> RECORD EXCERPTS:
════════
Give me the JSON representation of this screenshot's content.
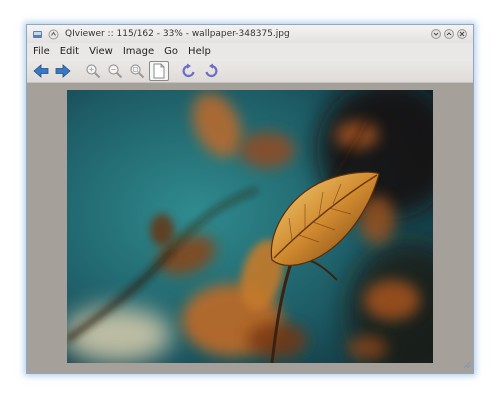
{
  "window": {
    "title": "QIviewer :: 115/162 - 33% - wallpaper-348375.jpg"
  },
  "menubar": {
    "items": [
      "File",
      "Edit",
      "View",
      "Image",
      "Go",
      "Help"
    ]
  },
  "toolbar": {
    "tools": [
      "arrow-left-icon",
      "arrow-right-icon",
      "zoom-in-icon",
      "zoom-out-icon",
      "zoom-fit-icon",
      "original-size-icon",
      "rotate-left-icon",
      "rotate-right-icon"
    ]
  },
  "image": {
    "description_icon": "photo-autumn-leaves"
  },
  "colors": {
    "frame_glow": "#8fa9c3",
    "viewport_bg": "#a6a09b",
    "arrow_blue": "#3b78c4"
  }
}
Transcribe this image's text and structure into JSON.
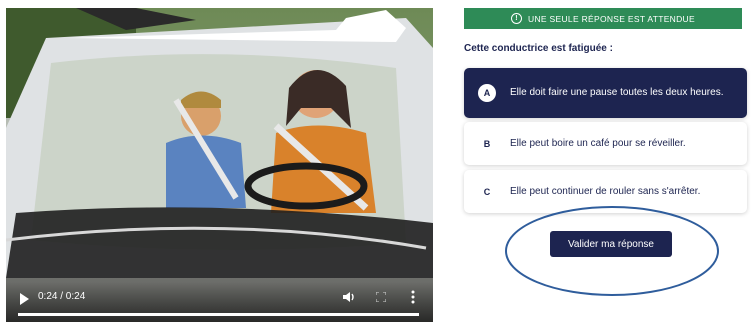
{
  "video": {
    "time_display": "0:24 / 0:24",
    "progress_fraction": 1.0,
    "state": "paused"
  },
  "quiz": {
    "banner": "UNE SEULE RÉPONSE EST ATTENDUE",
    "question": "Cette conductrice est fatiguée :",
    "answers": [
      {
        "letter": "A",
        "text": "Elle doit faire une pause toutes les deux heures.",
        "selected": true
      },
      {
        "letter": "B",
        "text": "Elle peut boire un café pour se réveiller.",
        "selected": false
      },
      {
        "letter": "C",
        "text": "Elle peut continuer de rouler sans s'arrêter.",
        "selected": false
      }
    ],
    "submit_label": "Valider ma réponse"
  },
  "colors": {
    "banner_green": "#2e8b57",
    "navy": "#1d2450",
    "annotation_blue": "#2f5d9c"
  },
  "icons": [
    "play-icon",
    "volume-icon",
    "fullscreen-icon",
    "more-options-icon",
    "info-icon"
  ]
}
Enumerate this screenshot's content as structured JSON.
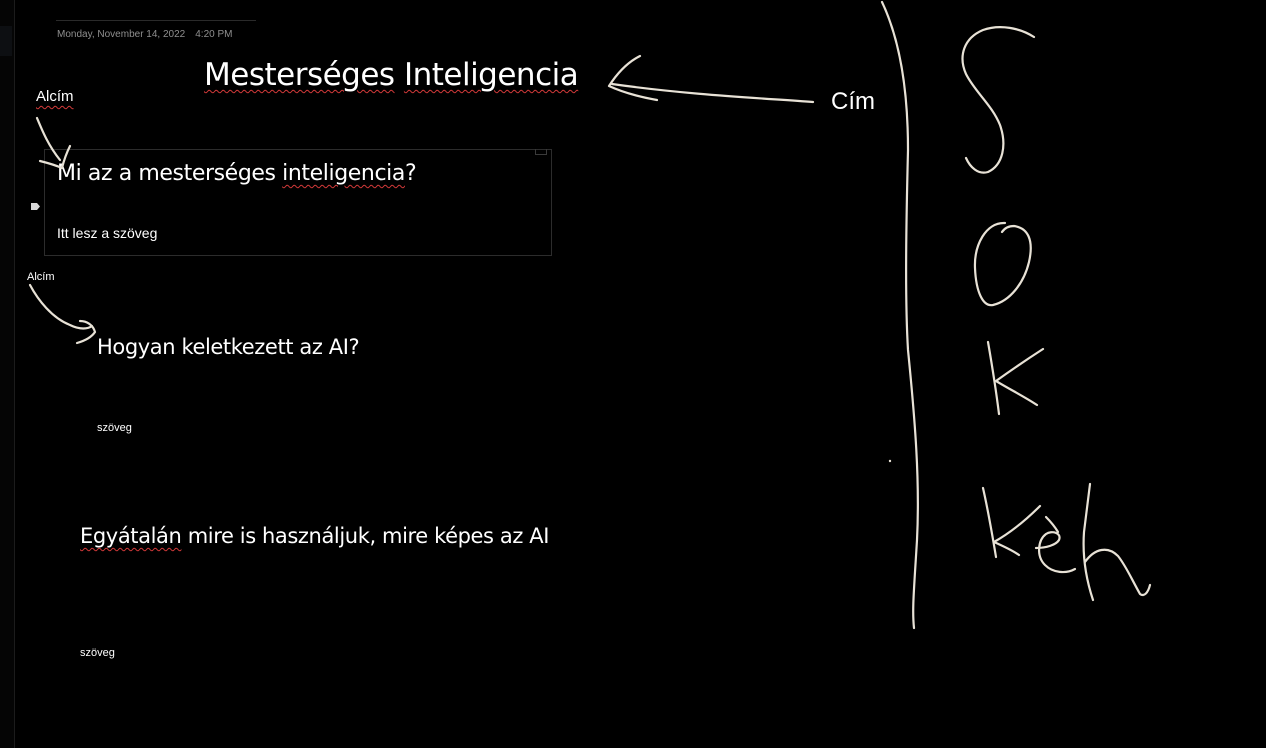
{
  "page": {
    "date": "Monday, November 14, 2022",
    "time": "4:20 PM",
    "title_words": [
      "Mesterséges",
      "Inteligencia"
    ]
  },
  "annotations": {
    "subtitle_label_1": "Alcím",
    "subtitle_label_2": "Alcím",
    "title_label": "Cím"
  },
  "sections": [
    {
      "heading_parts": [
        "Mi az a mesterséges ",
        "inteligencia",
        "?"
      ],
      "text": "Itt lesz a szöveg"
    },
    {
      "heading": "Hogyan keletkezett az AI?",
      "text": "szöveg"
    },
    {
      "heading_parts": [
        "Egyátalán",
        " mire is használjuk, mire képes az AI"
      ],
      "text": "szöveg"
    }
  ],
  "ink": {
    "color": "#e8e2d6",
    "handwriting": "SOK Kép"
  },
  "colors": {
    "background": "#000000",
    "text": "#ffffff",
    "date_text": "#8f8f8f",
    "spellcheck_underline": "#d43a3a"
  }
}
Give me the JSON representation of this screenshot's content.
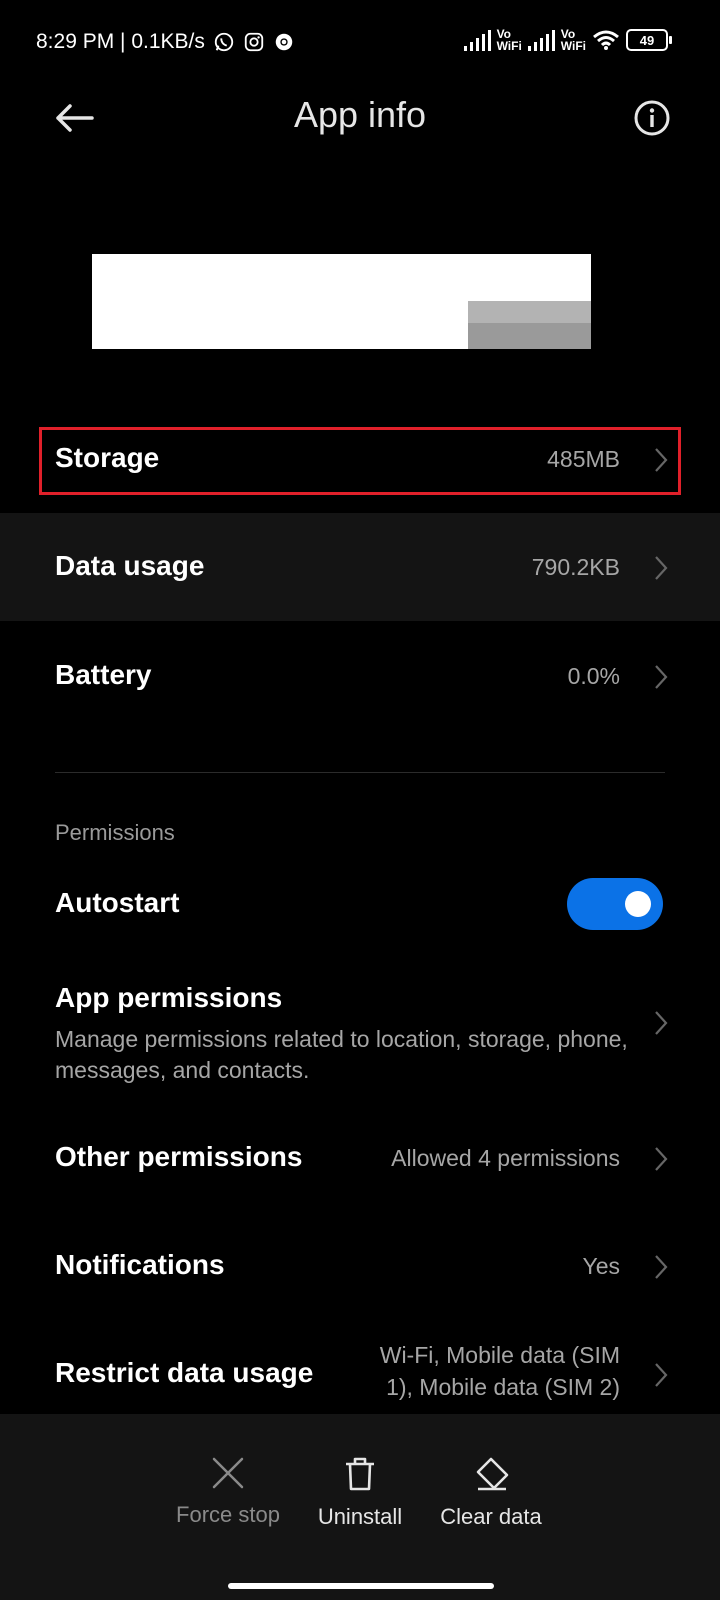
{
  "status_bar": {
    "time": "8:29 PM | 0.1KB/s",
    "vowifi_1": "Vo\nWiFi",
    "vowifi_2": "Vo\nWiFi",
    "battery": "49"
  },
  "header": {
    "title": "App info"
  },
  "rows": {
    "storage": {
      "label": "Storage",
      "value": "485MB"
    },
    "data_usage": {
      "label": "Data usage",
      "value": "790.2KB"
    },
    "battery": {
      "label": "Battery",
      "value": "0.0%"
    }
  },
  "permissions": {
    "section_title": "Permissions",
    "autostart": {
      "label": "Autostart",
      "enabled": true
    },
    "app_permissions": {
      "label": "App permissions",
      "description": "Manage permissions related to location, storage, phone, messages, and contacts."
    },
    "other_permissions": {
      "label": "Other permissions",
      "value": "Allowed 4 permissions"
    },
    "notifications": {
      "label": "Notifications",
      "value": "Yes"
    },
    "restrict_data": {
      "label": "Restrict data usage",
      "value_line1": "Wi-Fi, Mobile data (SIM",
      "value_line2": "1), Mobile data (SIM 2)"
    }
  },
  "actions": {
    "force_stop": "Force stop",
    "uninstall": "Uninstall",
    "clear_data": "Clear data"
  },
  "colors": {
    "toggle_on": "#0b72e7",
    "highlight": "#e0202a",
    "disabled_text": "#8a8a8a"
  }
}
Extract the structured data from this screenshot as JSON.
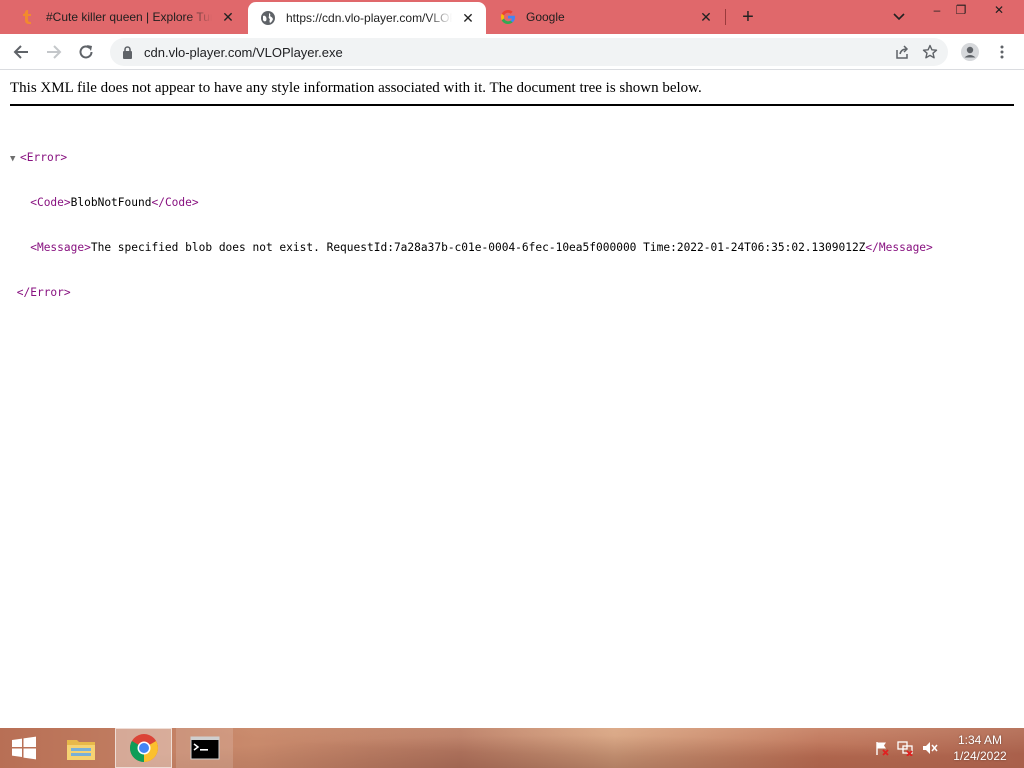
{
  "browser": {
    "tabs": [
      {
        "title": "#Cute killer queen | Explore Tumblr",
        "favicon": "tumblr-icon",
        "active": false
      },
      {
        "title": "https://cdn.vlo-player.com/VLOPlayer.exe",
        "favicon": "globe-icon",
        "active": true
      },
      {
        "title": "Google",
        "favicon": "google-icon",
        "active": false
      }
    ],
    "new_tab_label": "+",
    "window_controls": {
      "minimize": "–",
      "restore": "❐",
      "close": "✕"
    },
    "address": "cdn.vlo-player.com/VLOPlayer.exe"
  },
  "page": {
    "xml_notice": "This XML file does not appear to have any style information associated with it. The document tree is shown below.",
    "tree": {
      "error_open": "<Error>",
      "code_open": "<Code>",
      "code_value": "BlobNotFound",
      "code_close": "</Code>",
      "message_open": "<Message>",
      "message_value": "The specified blob does not exist. RequestId:7a28a37b-c01e-0004-6fec-10ea5f000000 Time:2022-01-24T06:35:02.1309012Z",
      "message_close": "</Message>",
      "error_close": "</Error>"
    }
  },
  "taskbar": {
    "time": "1:34 AM",
    "date": "1/24/2022"
  },
  "colors": {
    "tabstrip": "#e0686b",
    "xml_tag": "#881280",
    "omnibox_bg": "#f1f3f4"
  }
}
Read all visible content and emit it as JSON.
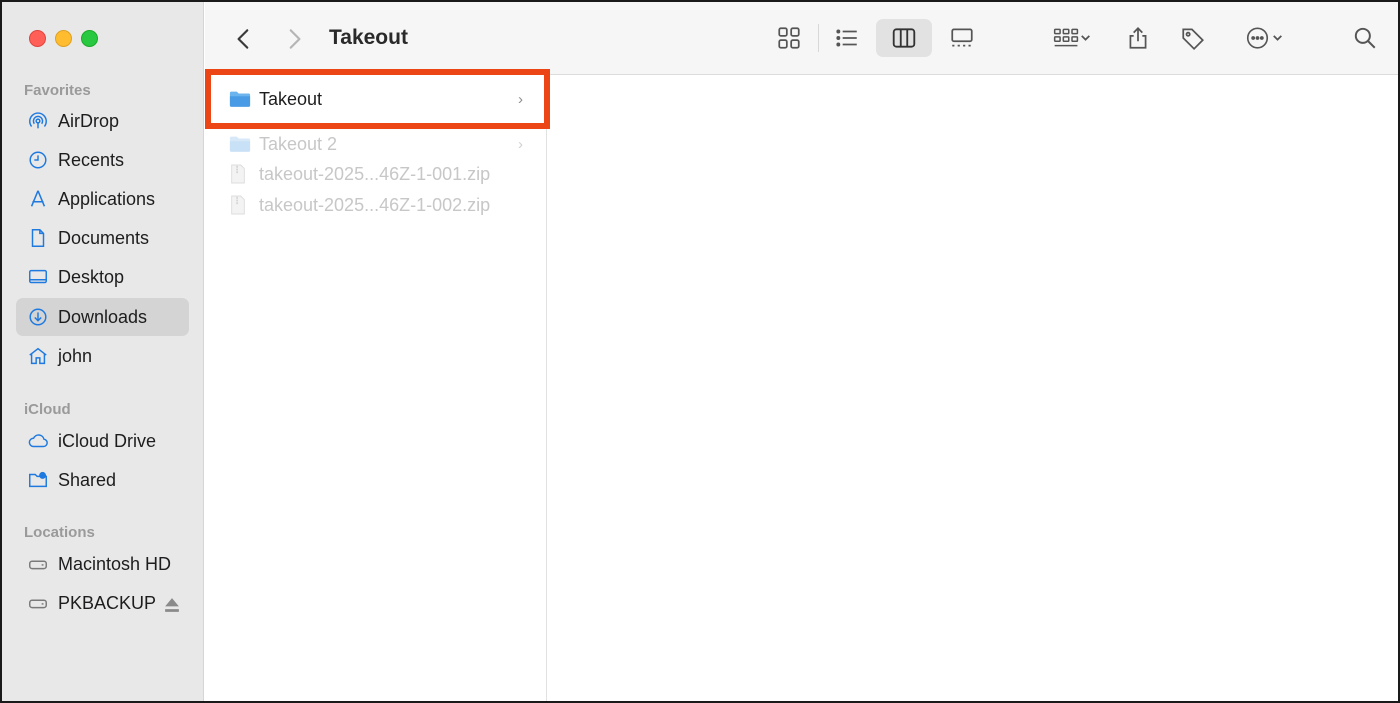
{
  "window": {
    "path_title": "Takeout"
  },
  "sidebar": {
    "favorites_title": "Favorites",
    "favorites": [
      {
        "label": "AirDrop",
        "icon": "airdrop-icon"
      },
      {
        "label": "Recents",
        "icon": "clock-icon"
      },
      {
        "label": "Applications",
        "icon": "applications-icon"
      },
      {
        "label": "Documents",
        "icon": "document-icon"
      },
      {
        "label": "Desktop",
        "icon": "desktop-icon"
      },
      {
        "label": "Downloads",
        "icon": "downloads-icon",
        "selected": true
      },
      {
        "label": "john",
        "icon": "home-icon"
      }
    ],
    "icloud_title": "iCloud",
    "icloud": [
      {
        "label": "iCloud Drive",
        "icon": "cloud-icon"
      },
      {
        "label": "Shared",
        "icon": "shared-folder-icon"
      }
    ],
    "locations_title": "Locations",
    "locations": [
      {
        "label": "Macintosh HD",
        "icon": "drive-icon"
      },
      {
        "label": "PKBACKUP",
        "icon": "drive-icon",
        "ejectable": true
      }
    ]
  },
  "column1": {
    "items": [
      {
        "label": "Takeout",
        "type": "folder",
        "highlighted": true,
        "has_children": true
      },
      {
        "label": "Takeout 2",
        "type": "folder",
        "dimmed": true,
        "has_children": true
      },
      {
        "label": "takeout-2025...46Z-1-001.zip",
        "type": "zip",
        "dimmed": true
      },
      {
        "label": "takeout-2025...46Z-1-002.zip",
        "type": "zip",
        "dimmed": true
      }
    ],
    "chevron": "›"
  },
  "colors": {
    "accent_icon": "#1f7ae0",
    "highlight_border": "#ec4617",
    "folder_blue": "#6cb4ee"
  }
}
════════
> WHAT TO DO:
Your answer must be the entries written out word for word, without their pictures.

> TASK SOLUTION:
Give me the JSON representation of this screenshot's content.
{
  "window": {
    "title": "QIviewer :: 115/162 - 33% - wallpaper-348375.jpg"
  },
  "menubar": {
    "items": [
      "File",
      "Edit",
      "View",
      "Image",
      "Go",
      "Help"
    ]
  },
  "toolbar": {
    "tools": [
      "arrow-left-icon",
      "arrow-right-icon",
      "zoom-in-icon",
      "zoom-out-icon",
      "zoom-fit-icon",
      "original-size-icon",
      "rotate-left-icon",
      "rotate-right-icon"
    ]
  },
  "image": {
    "description_icon": "photo-autumn-leaves"
  },
  "colors": {
    "frame_glow": "#8fa9c3",
    "viewport_bg": "#a6a09b",
    "arrow_blue": "#3b78c4"
  }
}
Transcribe this image's text and structure into JSON.
{
  "video": {
    "time_display": "0:24 / 0:24",
    "progress_fraction": 1.0,
    "state": "paused"
  },
  "quiz": {
    "banner": "UNE SEULE RÉPONSE EST ATTENDUE",
    "question": "Cette conductrice est fatiguée :",
    "answers": [
      {
        "letter": "A",
        "text": "Elle doit faire une pause toutes les deux heures.",
        "selected": true
      },
      {
        "letter": "B",
        "text": "Elle peut boire un café pour se réveiller.",
        "selected": false
      },
      {
        "letter": "C",
        "text": "Elle peut continuer de rouler sans s'arrêter.",
        "selected": false
      }
    ],
    "submit_label": "Valider ma réponse"
  },
  "colors": {
    "banner_green": "#2e8b57",
    "navy": "#1d2450",
    "annotation_blue": "#2f5d9c"
  },
  "icons": [
    "play-icon",
    "volume-icon",
    "fullscreen-icon",
    "more-options-icon",
    "info-icon"
  ]
}
Enumerate this screenshot's content as structured JSON.
{
  "page": {
    "date": "Monday, November 14, 2022",
    "time": "4:20 PM",
    "title_words": [
      "Mesterséges",
      "Inteligencia"
    ]
  },
  "annotations": {
    "subtitle_label_1": "Alcím",
    "subtitle_label_2": "Alcím",
    "title_label": "Cím"
  },
  "sections": [
    {
      "heading_parts": [
        "Mi az a mesterséges ",
        "inteligencia",
        "?"
      ],
      "text": "Itt lesz a szöveg"
    },
    {
      "heading": "Hogyan keletkezett az AI?",
      "text": "szöveg"
    },
    {
      "heading_parts": [
        "Egyátalán",
        " mire is használjuk, mire képes az AI"
      ],
      "text": "szöveg"
    }
  ],
  "ink": {
    "color": "#e8e2d6",
    "handwriting": "SOK Kép"
  },
  "colors": {
    "background": "#000000",
    "text": "#ffffff",
    "date_text": "#8f8f8f",
    "spellcheck_underline": "#d43a3a"
  }
}
Give me the JSON representation of this screenshot's content.
{
  "status_bar": {
    "time": "8:29 PM | 0.1KB/s",
    "vowifi_1": "Vo\nWiFi",
    "vowifi_2": "Vo\nWiFi",
    "battery": "49"
  },
  "header": {
    "title": "App info"
  },
  "rows": {
    "storage": {
      "label": "Storage",
      "value": "485MB"
    },
    "data_usage": {
      "label": "Data usage",
      "value": "790.2KB"
    },
    "battery": {
      "label": "Battery",
      "value": "0.0%"
    }
  },
  "permissions": {
    "section_title": "Permissions",
    "autostart": {
      "label": "Autostart",
      "enabled": true
    },
    "app_permissions": {
      "label": "App permissions",
      "description": "Manage permissions related to location, storage, phone, messages, and contacts."
    },
    "other_permissions": {
      "label": "Other permissions",
      "value": "Allowed 4 permissions"
    },
    "notifications": {
      "label": "Notifications",
      "value": "Yes"
    },
    "restrict_data": {
      "label": "Restrict data usage",
      "value_line1": "Wi-Fi, Mobile data (SIM",
      "value_line2": "1), Mobile data (SIM 2)"
    }
  },
  "actions": {
    "force_stop": "Force stop",
    "uninstall": "Uninstall",
    "clear_data": "Clear data"
  },
  "colors": {
    "toggle_on": "#0b72e7",
    "highlight": "#e0202a",
    "disabled_text": "#8a8a8a"
  }
}
Extract the structured data from this screenshot as JSON.
{
  "browser": {
    "tabs": [
      {
        "title": "#Cute killer queen | Explore Tumblr",
        "favicon": "tumblr-icon",
        "active": false
      },
      {
        "title": "https://cdn.vlo-player.com/VLOPlayer.exe",
        "favicon": "globe-icon",
        "active": true
      },
      {
        "title": "Google",
        "favicon": "google-icon",
        "active": false
      }
    ],
    "new_tab_label": "+",
    "window_controls": {
      "minimize": "–",
      "restore": "❐",
      "close": "✕"
    },
    "address": "cdn.vlo-player.com/VLOPlayer.exe"
  },
  "page": {
    "xml_notice": "This XML file does not appear to have any style information associated with it. The document tree is shown below.",
    "tree": {
      "error_open": "<Error>",
      "code_open": "<Code>",
      "code_value": "BlobNotFound",
      "code_close": "</Code>",
      "message_open": "<Message>",
      "message_value": "The specified blob does not exist. RequestId:7a28a37b-c01e-0004-6fec-10ea5f000000 Time:2022-01-24T06:35:02.1309012Z",
      "message_close": "</Message>",
      "error_close": "</Error>"
    }
  },
  "taskbar": {
    "time": "1:34 AM",
    "date": "1/24/2022"
  },
  "colors": {
    "tabstrip": "#e0686b",
    "xml_tag": "#881280",
    "omnibox_bg": "#f1f3f4"
  }
}
Read all visible content and emit it as JSON.
{
  "window": {
    "path_title": "Takeout"
  },
  "sidebar": {
    "favorites_title": "Favorites",
    "favorites": [
      {
        "label": "AirDrop",
        "icon": "airdrop-icon"
      },
      {
        "label": "Recents",
        "icon": "clock-icon"
      },
      {
        "label": "Applications",
        "icon": "applications-icon"
      },
      {
        "label": "Documents",
        "icon": "document-icon"
      },
      {
        "label": "Desktop",
        "icon": "desktop-icon"
      },
      {
        "label": "Downloads",
        "icon": "downloads-icon",
        "selected": true
      },
      {
        "label": "john",
        "icon": "home-icon"
      }
    ],
    "icloud_title": "iCloud",
    "icloud": [
      {
        "label": "iCloud Drive",
        "icon": "cloud-icon"
      },
      {
        "label": "Shared",
        "icon": "shared-folder-icon"
      }
    ],
    "locations_title": "Locations",
    "locations": [
      {
        "label": "Macintosh HD",
        "icon": "drive-icon"
      },
      {
        "label": "PKBACKUP",
        "icon": "drive-icon",
        "ejectable": true
      }
    ]
  },
  "column1": {
    "items": [
      {
        "label": "Takeout",
        "type": "folder",
        "highlighted": true,
        "has_children": true
      },
      {
        "label": "Takeout 2",
        "type": "folder",
        "dimmed": true,
        "has_children": true
      },
      {
        "label": "takeout-2025...46Z-1-001.zip",
        "type": "zip",
        "dimmed": true
      },
      {
        "label": "takeout-2025...46Z-1-002.zip",
        "type": "zip",
        "dimmed": true
      }
    ],
    "chevron": "›"
  },
  "colors": {
    "accent_icon": "#1f7ae0",
    "highlight_border": "#ec4617",
    "folder_blue": "#6cb4ee"
  }
}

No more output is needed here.